The Bad: Speaking of endings... the ending was done in such a way where I can see many people getting angry and thinking that it's leaving an opening for a sequel. I don't think this was the author's intent, fairly certain it was just completing the cycle to open up a ton of questions to the reader on how this evil is being passed on.


Some things didn't make sense... how did Aaron and Edie live in that house together for stretches of years without any sign of Birdie? This makes the idea of this being psychological more probable, however, evil doesn't really have logic. So, again, this is something I think other people might get miffed about... but it didn't really ruin the story for me.


There wasn't any sex in this book and that's not really a bad thing. The bad part was that sex did happen, except it was so curtained off that I didn't realise it had happened until a chapter or two later when Cheri is wondering about regrets. It was such a neglected idea that I'd almost forgotten it completely towards the end.

(show spoiler)


The character development wasn't the greatest, but I think this is another thing only certain people will be annoyed with. For instance, Cheri is the classic example of a girl who never got over her first love. Some may think this is an odd characterisation but I've known a Cheri or two before... plus, she had an abusive childhood with a drunk father... so it isn't too far of a stretch. The same can be said about her abusive/jealous husband. His actions could be seen as bizarre if you've never known a person like that or even a couple whose relationship is falling apart due to trust and low self-esteem issues. I've also met lots of guys like the other friend, Eric—not sure of himself and only doing things half-heartedly. They were true-to-life characters, just not the kind you are likely to want to be friends with.


All of these flaws made dialogue really awkward. You almost want to scream at the main character to just spill his guts... but under the circumstances (not seeing his childhood best friends for 20 years, his marital problems and being on the edge of madness) he reacted exactly like I'd expect... not trusting anyone.


I did think that the paranormal society side could have been developed further. Eric would have been more interesting had he been an informed investigator instead of just an incompetent one.
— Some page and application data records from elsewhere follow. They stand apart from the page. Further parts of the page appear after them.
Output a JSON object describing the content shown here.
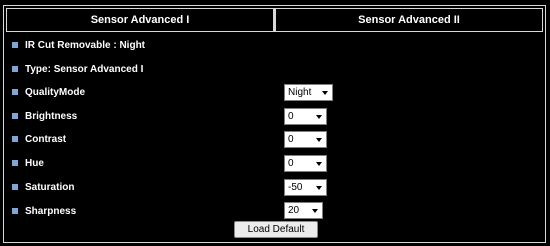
{
  "tabs": [
    "Sensor Advanced I",
    "Sensor Advanced II"
  ],
  "info": {
    "ir_cut": "IR Cut Removable : Night",
    "type": "Type: Sensor Advanced I"
  },
  "settings": [
    {
      "label": "QualityMode",
      "value": "Night"
    },
    {
      "label": "Brightness",
      "value": "0"
    },
    {
      "label": "Contrast",
      "value": "0"
    },
    {
      "label": "Hue",
      "value": "0"
    },
    {
      "label": "Saturation",
      "value": "-50"
    },
    {
      "label": "Sharpness",
      "value": "20"
    }
  ],
  "button": {
    "load_default": "Load Default"
  },
  "colors": {
    "background": "#000000",
    "bullet": "#7ea6d9",
    "border": "#d9d9d9"
  }
}
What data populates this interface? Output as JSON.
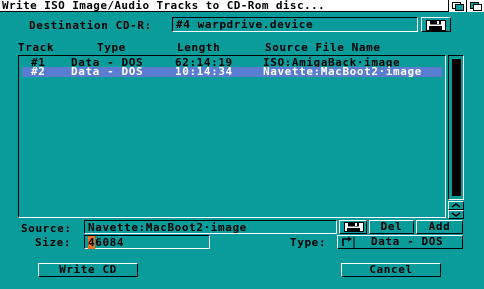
{
  "window": {
    "title": "Write ISO Image/Audio Tracks to CD-Rom disc..."
  },
  "destination": {
    "label": "Destination CD-R:",
    "value": "#4 warpdrive.device",
    "icon": "disk-icon"
  },
  "list": {
    "headers": {
      "track": "Track",
      "type": "Type",
      "length": "Length",
      "source": "Source File Name"
    },
    "rows": [
      {
        "track": "#1",
        "type": "Data - DOS",
        "length": "62:14:19",
        "source": "ISO:AmigaBack·image",
        "selected": false
      },
      {
        "track": "#2",
        "type": "Data - DOS",
        "length": "10:14:34",
        "source": "Navette:MacBoot2·image",
        "selected": true
      }
    ]
  },
  "source": {
    "label": "Source:",
    "value": "Navette:MacBoot2·image",
    "icon": "disk-icon",
    "del_label": "Del",
    "add_label": "Add"
  },
  "size": {
    "label": "Size:",
    "cursor_char": "4",
    "value_rest": "6084"
  },
  "type": {
    "label": "Type:",
    "value": "Data - DOS",
    "icon": "cycle-icon"
  },
  "actions": {
    "write_label": "Write CD",
    "cancel_label": "Cancel"
  },
  "colors": {
    "background": "#0a9b9b",
    "selection": "#5a7dcf",
    "cursor": "#f07020"
  }
}
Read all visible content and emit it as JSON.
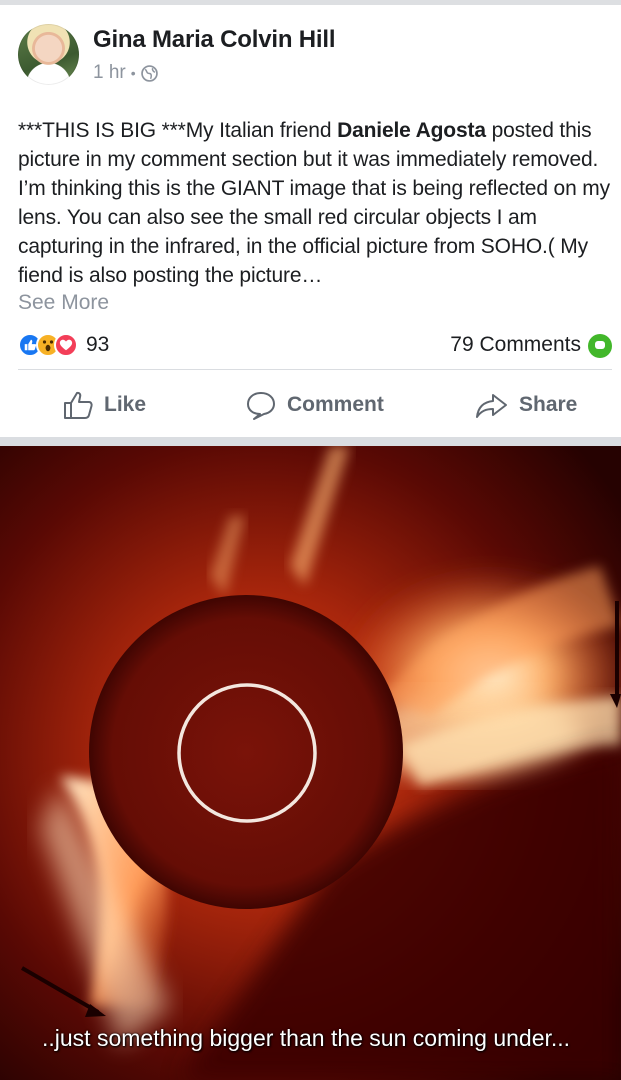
{
  "post": {
    "author": "Gina Maria Colvin Hill",
    "time": "1 hr",
    "privacy_icon": "globe-icon",
    "text_intro": "***THIS IS BIG ***My Italian friend ",
    "tagged_name": "Daniele Agosta",
    "text_rest": " posted this picture in my comment section but it was immediately removed. I’m thinking this is the GIANT image that is being reflected on my lens. You can also see the small red circular objects I am capturing in the infrared, in the official picture from SOHO.( My fiend is also posting the picture…",
    "see_more": "See More"
  },
  "reactions": {
    "icons": [
      "like-icon",
      "wow-icon",
      "love-icon"
    ],
    "count": "93"
  },
  "comments": {
    "label": "79 Comments"
  },
  "actions": {
    "like": "Like",
    "comment": "Comment",
    "share": "Share"
  },
  "photo": {
    "caption": "..just something bigger than the sun coming under..."
  },
  "colors": {
    "accent_blue": "#1877f2",
    "wow_yellow": "#f7b125",
    "love_red": "#f33e58",
    "comment_green": "#42b72a",
    "muted_text": "#8d949e",
    "action_text": "#606770"
  }
}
Obviously I'd have loved more backstory on Birdie, but his mysterious history is what made him more creepy.


So, although all these things are probably considered bad by many... at most it only knocked off one star from my rating.


Warnings: Do not read this book if topics involving the loss of a child are triggers or if you have a great love for birds.


I personally didn't think there was much gore or frightening scenes... but I am rarely scared or even creeped out by anything so it's hard for me to rate on that. Going on my enjoyment factor, it's probably fine for fans of horror... but if you are not a horror fan, you might find it a little overboard.



Soundtrack Selection - The video I posted the other day is a perfect match for this book... but since it would have gotten nuts listening to it on repeat, I opted to listen to an album instead.


Chelsea Wolfe - Unknown Rooms: A Collection of Acoustic Songs (available free, on Spotify)


ETA: This book and others written by Ania Ahlborn are available for free with Amazon Prime's Kindle Lending Library.